» **SUPPLIED RECORDS**:
....

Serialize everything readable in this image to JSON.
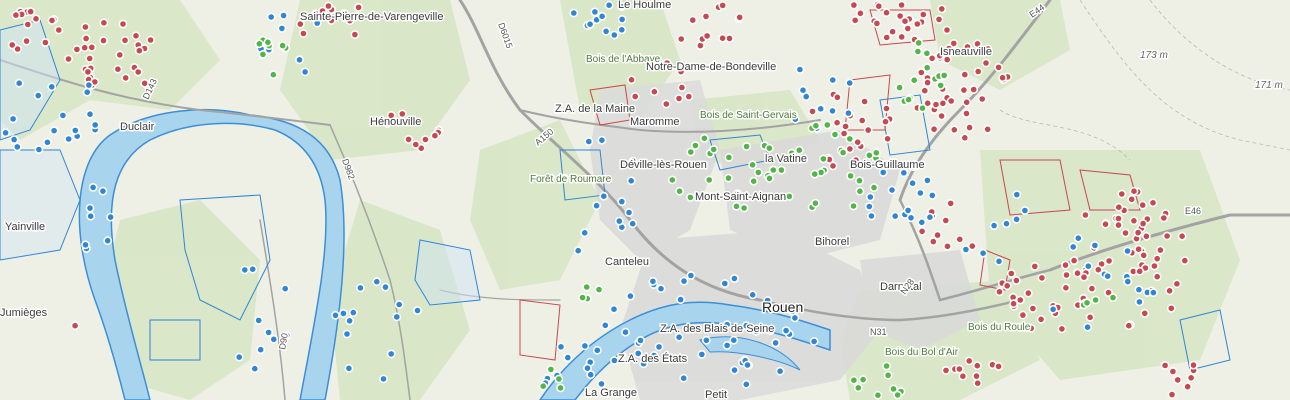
{
  "map": {
    "colors": {
      "background": "#eef0e6",
      "forest": "#d7e6c4",
      "urban": "#d9d9d9",
      "river": "#a9d4ee",
      "river_outline": "#3a8fd8",
      "road": "#9a9a9a",
      "red_marker": "#c9474f",
      "blue_marker": "#2f86d6",
      "green_marker": "#52b548"
    },
    "labels": {
      "sainte_pierre": "Sainte-Pierre-de-Varengeville",
      "le_houlme": "Le Houlme",
      "bois_abbaye": "Bois de l'Abbaye",
      "notre_dame": "Notre-Dame-de-Bondeville",
      "isneauville": "Isneauville",
      "duclair": "Duclair",
      "henouville": "Hénouville",
      "za_maine": "Z.A. de la Maine",
      "maromme": "Maromme",
      "bois_saint_gervais": "Bois de Saint-Gervais",
      "deville": "Déville-lès-Rouen",
      "foret_roumare": "Forêt de Roumare",
      "la_vatine": "la Vatine",
      "bois_guillaume": "Bois-Guillaume",
      "mont_saint_aignan": "Mont-Saint-Aignan",
      "yainville": "Yainville",
      "canteleu": "Canteleu",
      "darnetal": "Darnétal",
      "bihorel": "Bihorel",
      "rouen": "Rouen",
      "jumieges": "Jumièges",
      "za_blais": "Z.A. des Blais de Seine",
      "za_etats": "Z.A. des États",
      "bois_bol": "Bois du Bol d'Air",
      "bois_roule": "Bois du Roule",
      "petit": "Petit",
      "la_grange": "La Grange",
      "elev_173": "173 m",
      "elev_171": "171 m",
      "road_d6015": "D6015",
      "road_d143": "D143",
      "road_d982": "D982",
      "road_e46": "E46",
      "road_e44": "E44",
      "road_n28": "N28",
      "road_n31": "N31",
      "road_a150": "A150",
      "road_d90": "D90"
    }
  }
}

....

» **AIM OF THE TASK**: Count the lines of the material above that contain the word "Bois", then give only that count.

» **WRITTEN SOLUTION**: 5